Mediterranean Diet Ranked Best Diet Overall – What’s Missing?

By Katie McKee MCN, RDN, LD on 02/22/2019

Tags: Research, Diet, Heart Health

The Mediterranean diet – often considered one of the healthiest diets in the world and recognized for a variety of benefits, including its effects on promoting cardiovascular and metabolic health – was recently voted No. 1 in Best Diets Overall by U.S. News & World Report. A panel of health experts evaluated 41 different diets and acknowledged the Mediterranean diet’s heart-health benefits, plant-forward focus and ease to follow, among other characteristics. But what is the Mediterranean diet? Does it meet nutrient needs? What does the research say?

What Is the Mediterranean Diet?

Worldwide, the diet is characterized by its emphasis on fruits and vegetables, whole grains, beans, nuts, legumes, extra virgin olive oil and flavorful herbs and spices; moderate consumption of fish, eggs, poultry, dairy foods and red wine; and low consumption of red meat and commercial sweets. The diet has a unique and rich history dating back centuries to the countries surrounding the Mediterranean Sea, including France, Italy, Spain, Morocco and Greece. Today, the diet is recognized by the 2015-2020 Dietary Guidelines for Americans (DGA) as one of three healthy eating patterns.

Research has shown that the Mediterranean-style of eating has numerous health benefits, including improvement in lipid profiles and insulin sensitivity and a reduction in inflammation; blood pressure, blood glucose and lipids; oxidative stress; cardiovascular disease risk; and total mortality.

The Mediterranean Diet Lacks One Thing Americans Need

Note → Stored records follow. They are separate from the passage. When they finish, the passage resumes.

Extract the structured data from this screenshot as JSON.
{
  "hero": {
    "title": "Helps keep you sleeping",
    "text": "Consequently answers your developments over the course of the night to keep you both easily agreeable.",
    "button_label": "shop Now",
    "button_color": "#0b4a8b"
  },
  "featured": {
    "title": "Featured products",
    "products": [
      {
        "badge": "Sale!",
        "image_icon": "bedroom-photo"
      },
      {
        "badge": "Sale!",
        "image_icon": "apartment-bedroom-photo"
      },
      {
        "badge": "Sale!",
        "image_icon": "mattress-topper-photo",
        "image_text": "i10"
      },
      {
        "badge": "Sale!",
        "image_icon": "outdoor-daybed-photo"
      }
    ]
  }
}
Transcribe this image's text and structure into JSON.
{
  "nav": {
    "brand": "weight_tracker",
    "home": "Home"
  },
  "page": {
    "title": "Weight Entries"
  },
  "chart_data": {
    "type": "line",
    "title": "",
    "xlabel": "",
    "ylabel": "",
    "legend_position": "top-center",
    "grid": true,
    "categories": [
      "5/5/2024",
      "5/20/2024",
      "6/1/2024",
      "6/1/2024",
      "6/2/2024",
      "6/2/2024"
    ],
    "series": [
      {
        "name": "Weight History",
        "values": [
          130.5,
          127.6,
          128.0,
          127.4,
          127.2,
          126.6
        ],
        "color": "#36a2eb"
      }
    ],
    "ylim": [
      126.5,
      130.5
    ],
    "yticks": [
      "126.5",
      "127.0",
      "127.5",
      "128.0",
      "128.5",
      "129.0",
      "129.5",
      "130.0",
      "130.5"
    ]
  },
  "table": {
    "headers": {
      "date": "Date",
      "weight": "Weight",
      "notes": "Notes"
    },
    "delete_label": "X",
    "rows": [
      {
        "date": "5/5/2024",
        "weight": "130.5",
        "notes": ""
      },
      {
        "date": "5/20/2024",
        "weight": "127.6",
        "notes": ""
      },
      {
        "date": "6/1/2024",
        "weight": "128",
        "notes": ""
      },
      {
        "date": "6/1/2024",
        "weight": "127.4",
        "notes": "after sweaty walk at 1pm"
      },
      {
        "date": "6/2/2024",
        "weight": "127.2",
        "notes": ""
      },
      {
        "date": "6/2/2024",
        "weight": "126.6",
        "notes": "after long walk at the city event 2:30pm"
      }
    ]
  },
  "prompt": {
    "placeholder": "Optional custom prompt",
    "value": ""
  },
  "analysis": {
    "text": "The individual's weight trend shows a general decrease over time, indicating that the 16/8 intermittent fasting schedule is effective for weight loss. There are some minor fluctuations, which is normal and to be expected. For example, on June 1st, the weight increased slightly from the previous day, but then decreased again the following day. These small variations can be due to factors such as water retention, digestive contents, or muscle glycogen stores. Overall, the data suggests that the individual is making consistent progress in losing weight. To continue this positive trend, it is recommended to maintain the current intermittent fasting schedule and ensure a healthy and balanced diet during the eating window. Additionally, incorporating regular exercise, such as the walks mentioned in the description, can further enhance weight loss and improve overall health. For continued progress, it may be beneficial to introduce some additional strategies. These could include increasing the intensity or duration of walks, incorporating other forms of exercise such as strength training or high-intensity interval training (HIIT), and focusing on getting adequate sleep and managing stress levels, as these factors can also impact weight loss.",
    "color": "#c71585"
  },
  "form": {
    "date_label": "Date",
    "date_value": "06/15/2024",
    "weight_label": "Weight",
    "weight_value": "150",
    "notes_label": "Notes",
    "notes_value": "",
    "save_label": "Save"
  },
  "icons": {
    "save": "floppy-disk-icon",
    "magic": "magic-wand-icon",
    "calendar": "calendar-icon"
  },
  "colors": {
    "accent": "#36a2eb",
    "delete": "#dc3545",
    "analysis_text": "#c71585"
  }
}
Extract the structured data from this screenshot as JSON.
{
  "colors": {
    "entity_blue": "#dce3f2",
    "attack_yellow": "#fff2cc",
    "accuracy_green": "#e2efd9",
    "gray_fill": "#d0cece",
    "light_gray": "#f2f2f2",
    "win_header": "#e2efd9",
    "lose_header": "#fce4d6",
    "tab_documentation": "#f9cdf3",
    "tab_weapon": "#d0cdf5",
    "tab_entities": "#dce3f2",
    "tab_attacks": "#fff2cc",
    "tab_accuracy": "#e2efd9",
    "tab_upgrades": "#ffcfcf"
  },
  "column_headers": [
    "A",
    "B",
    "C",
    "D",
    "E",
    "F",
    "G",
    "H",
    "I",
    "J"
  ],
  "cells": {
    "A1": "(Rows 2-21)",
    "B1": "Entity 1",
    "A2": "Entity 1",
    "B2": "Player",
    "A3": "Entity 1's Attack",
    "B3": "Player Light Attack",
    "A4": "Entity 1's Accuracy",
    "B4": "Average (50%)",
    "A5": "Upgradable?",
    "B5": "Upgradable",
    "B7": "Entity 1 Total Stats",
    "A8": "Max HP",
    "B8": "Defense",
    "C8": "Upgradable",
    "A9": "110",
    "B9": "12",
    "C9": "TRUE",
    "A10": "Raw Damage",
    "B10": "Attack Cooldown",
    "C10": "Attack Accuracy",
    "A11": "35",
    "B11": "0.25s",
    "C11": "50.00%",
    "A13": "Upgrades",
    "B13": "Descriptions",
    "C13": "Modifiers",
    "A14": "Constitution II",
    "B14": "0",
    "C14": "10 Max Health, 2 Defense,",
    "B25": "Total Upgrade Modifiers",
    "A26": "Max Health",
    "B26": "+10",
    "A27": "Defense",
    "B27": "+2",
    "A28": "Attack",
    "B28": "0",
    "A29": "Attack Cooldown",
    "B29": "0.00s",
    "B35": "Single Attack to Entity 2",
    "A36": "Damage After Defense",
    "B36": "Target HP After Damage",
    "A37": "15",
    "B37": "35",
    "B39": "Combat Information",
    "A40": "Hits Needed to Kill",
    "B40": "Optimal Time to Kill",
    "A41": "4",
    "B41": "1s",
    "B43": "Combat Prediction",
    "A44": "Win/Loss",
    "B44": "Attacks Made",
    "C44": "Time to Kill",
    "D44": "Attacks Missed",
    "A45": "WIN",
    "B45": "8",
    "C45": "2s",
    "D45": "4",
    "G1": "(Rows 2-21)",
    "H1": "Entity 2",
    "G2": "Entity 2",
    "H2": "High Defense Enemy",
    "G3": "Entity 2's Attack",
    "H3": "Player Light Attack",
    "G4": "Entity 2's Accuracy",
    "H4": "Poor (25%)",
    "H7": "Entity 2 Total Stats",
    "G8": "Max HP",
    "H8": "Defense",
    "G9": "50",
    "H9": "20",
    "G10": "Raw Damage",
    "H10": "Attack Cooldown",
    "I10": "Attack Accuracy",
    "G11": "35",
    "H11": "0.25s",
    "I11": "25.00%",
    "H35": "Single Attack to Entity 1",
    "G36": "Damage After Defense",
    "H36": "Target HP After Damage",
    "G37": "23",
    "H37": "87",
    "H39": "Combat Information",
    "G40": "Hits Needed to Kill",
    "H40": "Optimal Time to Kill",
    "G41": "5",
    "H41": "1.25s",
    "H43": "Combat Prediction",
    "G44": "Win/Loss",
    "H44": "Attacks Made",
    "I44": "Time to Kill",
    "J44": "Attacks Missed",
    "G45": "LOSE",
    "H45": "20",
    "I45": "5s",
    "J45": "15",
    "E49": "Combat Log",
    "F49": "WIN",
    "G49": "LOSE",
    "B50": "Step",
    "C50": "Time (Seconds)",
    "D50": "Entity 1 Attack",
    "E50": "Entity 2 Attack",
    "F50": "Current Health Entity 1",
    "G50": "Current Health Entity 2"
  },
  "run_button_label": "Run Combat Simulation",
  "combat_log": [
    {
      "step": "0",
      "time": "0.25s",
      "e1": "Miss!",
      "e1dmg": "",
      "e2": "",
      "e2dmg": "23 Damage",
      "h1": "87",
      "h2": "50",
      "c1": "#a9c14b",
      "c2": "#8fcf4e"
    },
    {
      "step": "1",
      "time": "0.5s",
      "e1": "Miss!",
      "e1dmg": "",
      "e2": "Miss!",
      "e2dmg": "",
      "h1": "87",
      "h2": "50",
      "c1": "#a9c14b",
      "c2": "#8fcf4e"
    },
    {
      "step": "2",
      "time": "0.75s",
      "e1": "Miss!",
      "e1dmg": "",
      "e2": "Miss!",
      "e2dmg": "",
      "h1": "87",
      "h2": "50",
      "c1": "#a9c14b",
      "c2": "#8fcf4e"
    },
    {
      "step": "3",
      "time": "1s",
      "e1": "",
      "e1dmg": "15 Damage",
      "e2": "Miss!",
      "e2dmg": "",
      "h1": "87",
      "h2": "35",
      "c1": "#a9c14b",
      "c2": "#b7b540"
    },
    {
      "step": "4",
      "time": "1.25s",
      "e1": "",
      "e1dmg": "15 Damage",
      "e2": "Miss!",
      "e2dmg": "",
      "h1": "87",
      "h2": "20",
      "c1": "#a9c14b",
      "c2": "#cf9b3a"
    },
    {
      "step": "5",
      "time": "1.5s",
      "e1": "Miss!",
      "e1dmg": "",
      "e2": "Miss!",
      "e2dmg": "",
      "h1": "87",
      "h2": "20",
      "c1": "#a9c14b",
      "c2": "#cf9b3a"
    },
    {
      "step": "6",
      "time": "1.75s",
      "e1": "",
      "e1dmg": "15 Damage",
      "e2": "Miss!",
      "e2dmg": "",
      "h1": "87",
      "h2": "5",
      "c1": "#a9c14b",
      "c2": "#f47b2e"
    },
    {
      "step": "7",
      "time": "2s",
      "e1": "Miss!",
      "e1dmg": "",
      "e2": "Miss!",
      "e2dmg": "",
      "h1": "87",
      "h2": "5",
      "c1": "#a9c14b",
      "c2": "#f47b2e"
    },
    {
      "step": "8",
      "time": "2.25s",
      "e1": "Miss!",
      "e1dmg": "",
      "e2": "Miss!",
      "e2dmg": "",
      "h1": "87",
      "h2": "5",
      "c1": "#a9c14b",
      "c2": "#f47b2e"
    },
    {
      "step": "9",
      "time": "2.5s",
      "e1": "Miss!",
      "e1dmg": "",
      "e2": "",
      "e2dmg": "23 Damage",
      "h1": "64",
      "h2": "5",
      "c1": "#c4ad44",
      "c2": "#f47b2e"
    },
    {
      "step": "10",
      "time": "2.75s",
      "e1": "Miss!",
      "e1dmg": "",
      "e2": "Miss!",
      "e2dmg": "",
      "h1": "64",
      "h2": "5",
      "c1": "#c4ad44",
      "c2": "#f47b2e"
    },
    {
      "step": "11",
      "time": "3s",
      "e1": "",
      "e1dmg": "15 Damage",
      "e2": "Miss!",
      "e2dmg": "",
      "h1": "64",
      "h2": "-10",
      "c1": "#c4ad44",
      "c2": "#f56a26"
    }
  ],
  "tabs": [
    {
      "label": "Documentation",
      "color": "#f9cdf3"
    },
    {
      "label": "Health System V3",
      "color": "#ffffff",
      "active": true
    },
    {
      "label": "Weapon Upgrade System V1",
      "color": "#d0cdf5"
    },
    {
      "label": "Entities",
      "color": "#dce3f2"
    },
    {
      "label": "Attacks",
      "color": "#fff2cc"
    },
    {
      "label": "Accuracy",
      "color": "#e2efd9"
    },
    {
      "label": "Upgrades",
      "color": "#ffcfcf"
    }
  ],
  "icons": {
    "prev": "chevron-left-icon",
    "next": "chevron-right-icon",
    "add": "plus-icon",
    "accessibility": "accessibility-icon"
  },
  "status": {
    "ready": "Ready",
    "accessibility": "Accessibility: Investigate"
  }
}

While the Mediterranean diet has a lot going for it, the DGA acknowledge that it doesn’t meet the current calcium recommendations in the United States (or in many other Western countries, such as Australia). Worldwide, the Mediterranean diet recommendation is one to two servings of dairy foods per day – providing between 700-800 milligrams of calcium daily (compared to the 1,000-1,300 milligrams recommendation in the United States). The DGA Healthy Mediterranean-Style Eating Pattern recommends two daily servings of dairy, while the DGA Healthy U.S.-Style Eating Pattern recommends three daily servings of dairy.

It’s not just calcium; dairy foods also contain many other essential nutrients. While dairy foods are the number one source of calcium in the U.S. diet, they are also the number one source of vitamin D and potassium – three nutrients the DGA identified as shortfall nutrients, nutrients underconsumed by the U.S. population.

Adding More Dairy to the Mediterranean Diet

A recent study conducted by Wade et al. looked at a Mediterranean diet supplemented with dairy foods to meet Australian dairy and calcium recommendations – in particular, as it relates to improvements in biomarkers for cardiovascular disease risk. The study was a randomized, controlled, crossover design that compared a modified Mediterranean diet (including three to four daily servings of dairy) with a low-fat control diet. Forty-one participants aged 45 and older, at risk for cardiovascular disease, followed each of the diets for eight weeks, with an eight-week washout period between them.

Compared to the low-fat diet, the Mediterranean diet lowered blood pressure, increased HDL cholesterol, decreased blood triglycerides and improved total cholesterol/HDL cholesterol ratio all while meeting calcium recommendations. The authors concluded that including three to four daily servings of dairy as part of the Mediterranean-style eating pattern resulted in significant positive changes in markers of cardiovascular disease risk. This research underpins the importance of dairy foods in a healthy eating pattern, including the Mediterranean diet, and builds on the current body of research regarding dairy’s health benefits.

So, can you recommend the Mediterranean diet to your clients? Absolutely – just make sure they consider the crucial need for additional dairy.